That's not touching on the Christian prayer. That's praying the Lord's Prayer.

There's nothing wrong with the Lord's Prayer. It's a beautiful, powerful prayer. The occasion of giving the invocation for the Inauguration of the 44th president of the United States of America simply is not the time to use it.

Others seem to reach this same conclusion.

I think Jim Naughton of the Diocese of Washington (quoted in Grossman's article) is right on in saying Warren's speech was "as inclusive as his conscience would allow him to be."

It's a genuine attempt...but it's not inclusive.

Inauguration Day

WHAT A DAY!!! Obama's speech was fantastic! "The time has come to set aside childish things. The time has come to reaffirm our enduring spirit; to choose our better history; to carry forward that precious gift, that noble idea, passed on from generation to generation: the God-given promise that all are equal, all are free, and all deserve a chance to pursue their full measure of happiness." Beautiful words.

I was struck by the following as well: "For we know that our patchwork heritage is a strength, not a weakness. We are a nation of Christians and Muslims, Jews and Hindus -- and nonbelievers."

I was pleased by these words...a critical uplifting of Americans who claim other paths to God, as well as of those who claim no religion...and a sharp contrast to The Rev. Rick Warren's Jesus centered invocation that was not appropriate for the inclusiveness of the nation. I was shocked when Warren used the Lord's Prayer...

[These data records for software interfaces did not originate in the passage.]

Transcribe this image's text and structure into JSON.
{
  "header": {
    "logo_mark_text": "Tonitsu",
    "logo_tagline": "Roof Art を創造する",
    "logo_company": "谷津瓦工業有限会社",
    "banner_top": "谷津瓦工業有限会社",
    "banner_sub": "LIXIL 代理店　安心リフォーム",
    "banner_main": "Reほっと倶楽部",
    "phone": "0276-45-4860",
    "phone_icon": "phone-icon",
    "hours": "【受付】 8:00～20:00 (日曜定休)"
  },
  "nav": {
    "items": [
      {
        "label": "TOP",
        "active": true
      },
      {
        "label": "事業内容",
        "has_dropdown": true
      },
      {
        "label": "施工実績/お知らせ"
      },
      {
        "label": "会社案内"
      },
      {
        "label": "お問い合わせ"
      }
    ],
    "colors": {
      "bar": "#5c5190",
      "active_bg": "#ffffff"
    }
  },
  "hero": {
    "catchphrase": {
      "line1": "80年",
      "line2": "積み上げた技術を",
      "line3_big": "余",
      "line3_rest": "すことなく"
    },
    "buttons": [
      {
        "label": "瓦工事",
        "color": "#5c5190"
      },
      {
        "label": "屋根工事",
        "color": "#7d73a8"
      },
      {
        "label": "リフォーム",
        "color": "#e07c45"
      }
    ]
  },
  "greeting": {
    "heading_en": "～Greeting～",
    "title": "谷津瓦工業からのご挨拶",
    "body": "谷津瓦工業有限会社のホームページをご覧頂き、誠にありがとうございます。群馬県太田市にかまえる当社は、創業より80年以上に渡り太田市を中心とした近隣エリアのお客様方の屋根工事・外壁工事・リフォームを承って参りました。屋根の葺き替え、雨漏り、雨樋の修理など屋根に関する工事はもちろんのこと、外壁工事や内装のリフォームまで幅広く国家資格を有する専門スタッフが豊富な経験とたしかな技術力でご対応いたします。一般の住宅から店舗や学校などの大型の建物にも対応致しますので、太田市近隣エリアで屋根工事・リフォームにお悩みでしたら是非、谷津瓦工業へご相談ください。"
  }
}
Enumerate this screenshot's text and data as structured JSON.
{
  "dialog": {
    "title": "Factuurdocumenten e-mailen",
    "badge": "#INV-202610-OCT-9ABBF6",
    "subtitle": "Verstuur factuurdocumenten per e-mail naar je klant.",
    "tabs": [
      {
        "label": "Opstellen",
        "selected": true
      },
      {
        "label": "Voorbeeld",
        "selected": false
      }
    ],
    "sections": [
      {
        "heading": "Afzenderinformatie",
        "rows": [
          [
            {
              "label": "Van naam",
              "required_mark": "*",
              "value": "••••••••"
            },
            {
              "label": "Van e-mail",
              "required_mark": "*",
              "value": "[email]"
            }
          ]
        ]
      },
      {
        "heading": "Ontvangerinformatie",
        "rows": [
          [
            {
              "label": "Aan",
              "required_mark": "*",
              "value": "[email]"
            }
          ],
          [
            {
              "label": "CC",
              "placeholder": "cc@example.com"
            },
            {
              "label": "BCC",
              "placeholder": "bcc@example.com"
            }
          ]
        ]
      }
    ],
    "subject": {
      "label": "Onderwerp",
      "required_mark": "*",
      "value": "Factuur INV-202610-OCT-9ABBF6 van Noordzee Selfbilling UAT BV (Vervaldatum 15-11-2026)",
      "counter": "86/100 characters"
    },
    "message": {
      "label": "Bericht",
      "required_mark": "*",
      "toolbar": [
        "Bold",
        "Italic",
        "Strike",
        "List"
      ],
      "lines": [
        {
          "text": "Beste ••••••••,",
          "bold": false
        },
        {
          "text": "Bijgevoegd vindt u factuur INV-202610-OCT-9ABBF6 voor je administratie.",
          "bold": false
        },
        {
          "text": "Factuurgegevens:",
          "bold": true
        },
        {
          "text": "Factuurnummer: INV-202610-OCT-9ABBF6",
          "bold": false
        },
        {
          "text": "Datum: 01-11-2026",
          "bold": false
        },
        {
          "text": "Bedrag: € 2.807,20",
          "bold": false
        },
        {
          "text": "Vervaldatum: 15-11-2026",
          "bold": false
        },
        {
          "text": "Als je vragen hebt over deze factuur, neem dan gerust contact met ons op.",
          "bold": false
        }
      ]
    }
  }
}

Also in lovely contrast to Warren's invocation was Rev. Joseph Lowery's benediction:

"And while we have sown the seeds of greed — the wind of greed and corruption, and even as we reap the whirlwind of social and economic disruption, we seek forgiveness and we come in a spirit of unity and solidarity to commit our support to our president by our willingness to make sacrifices, to respect your creation, to turn to each other and not on each other."

I'm so moved by it all, that I'm trying something new: entering the blogging world once more!